“Like my nephews would ask me to take their X-Box over, because they would get a new Christmas game and it would say you cannot play this game without the latest update,” he said. “That was a really big inconvenience, having to wait for the next trip to go over, just so they could play a game I got them for Christmas.”

There is an AT&T cell tower near Klawock, which provides data service, but Roberts said there’s a lot of demand on that tower. And then, some people in more rural parts of the island drive to Klawock to update apps on their devices, further stretching that limited cell service.

“We’re getting 10 kilobytes a second off of a 4G tower,” he said. “I’m not sure if you remember the 56K modem days, of internet on telephone line, but this is a lot less than a 56K modem running off of this here AT&T tower.”

Since he installed his new internet satellite dish, Roberts said he’s had a lot of visitors at his home from people interested in checking it out. He has a special unlimited data option for the first few weeks, too, so he’s been updating all his family members’ apps while he can.

And, Roberts said, his was the first of the upgraded systems to be installed in the entire state. There were some glitches getting it started, he said, and the installer had to troubleshoot with other installers around Alaska. The fix turned out to be pretty simple.

“They kept putting us on West Coast time instead of Alaska,” he said. “So, as soon as they got that part fixed, all the other installers got theirs going too.”

Roberts said having fast internet will make a huge difference to him, for his business or just to stream a movie when he wants.

In addition to cell towers and satellite internet, local landline companies offer some broadband service on Prince of Wales and in other rural parts of the state.

Bryant Smith is in charge of Alaska Power and Telephone’s broadband sales and quality. Speaking from that company’s Port Townsend, Wash., office, he said the company is working toward improving its microwave network throughout its service area, from Skagway to the southeastern tip of Alaska.

That improvement, though, started further north with undersea fiber optic cables. South of Juneau, he said, the speeds are still “dated.”

“They’re not as fast of what we’re doing north of Juneau, where we have that fiber optic cable,” he said.

Smith said because of that limitation, Alaska Power and Telephone needs to be careful about how its internet service is doled out in those southern Southeast areas, to make sure telephone service isn’t affected.

But, there is a plan.

“Right now, we’re the phone company, so we have a lot of copper wire between our central office and the customer,” Smith said. “So, over the next 10 years, we’re working on delivering fiber optic cable to a lot of residences and business in the areas that we serve, in order to deliver faster speed.”

Again, that’s happening in the north first, then will head south.

Smith said AP&T can provide internet service in areas where it is not the local telephone company, like Klawock, but that’s limited.

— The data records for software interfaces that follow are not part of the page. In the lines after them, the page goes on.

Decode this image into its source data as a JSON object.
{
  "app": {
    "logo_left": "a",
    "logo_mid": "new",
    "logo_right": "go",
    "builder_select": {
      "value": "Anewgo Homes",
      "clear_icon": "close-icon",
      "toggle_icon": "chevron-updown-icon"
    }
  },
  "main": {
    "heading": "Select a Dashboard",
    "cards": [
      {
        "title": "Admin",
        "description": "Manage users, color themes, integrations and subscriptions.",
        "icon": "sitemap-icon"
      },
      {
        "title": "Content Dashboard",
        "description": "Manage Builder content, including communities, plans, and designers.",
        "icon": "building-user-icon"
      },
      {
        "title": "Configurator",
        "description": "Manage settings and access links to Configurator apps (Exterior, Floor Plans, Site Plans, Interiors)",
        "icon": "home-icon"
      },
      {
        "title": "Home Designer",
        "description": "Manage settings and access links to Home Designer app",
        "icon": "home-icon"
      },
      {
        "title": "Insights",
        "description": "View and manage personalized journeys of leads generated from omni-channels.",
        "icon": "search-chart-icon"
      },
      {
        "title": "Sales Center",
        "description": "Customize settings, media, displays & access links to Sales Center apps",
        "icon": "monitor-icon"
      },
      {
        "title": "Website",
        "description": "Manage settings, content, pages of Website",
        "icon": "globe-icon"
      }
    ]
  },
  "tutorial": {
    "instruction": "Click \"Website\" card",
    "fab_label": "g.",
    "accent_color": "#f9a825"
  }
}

He said the service is better in towns like Craig, where AP&T is the local provider.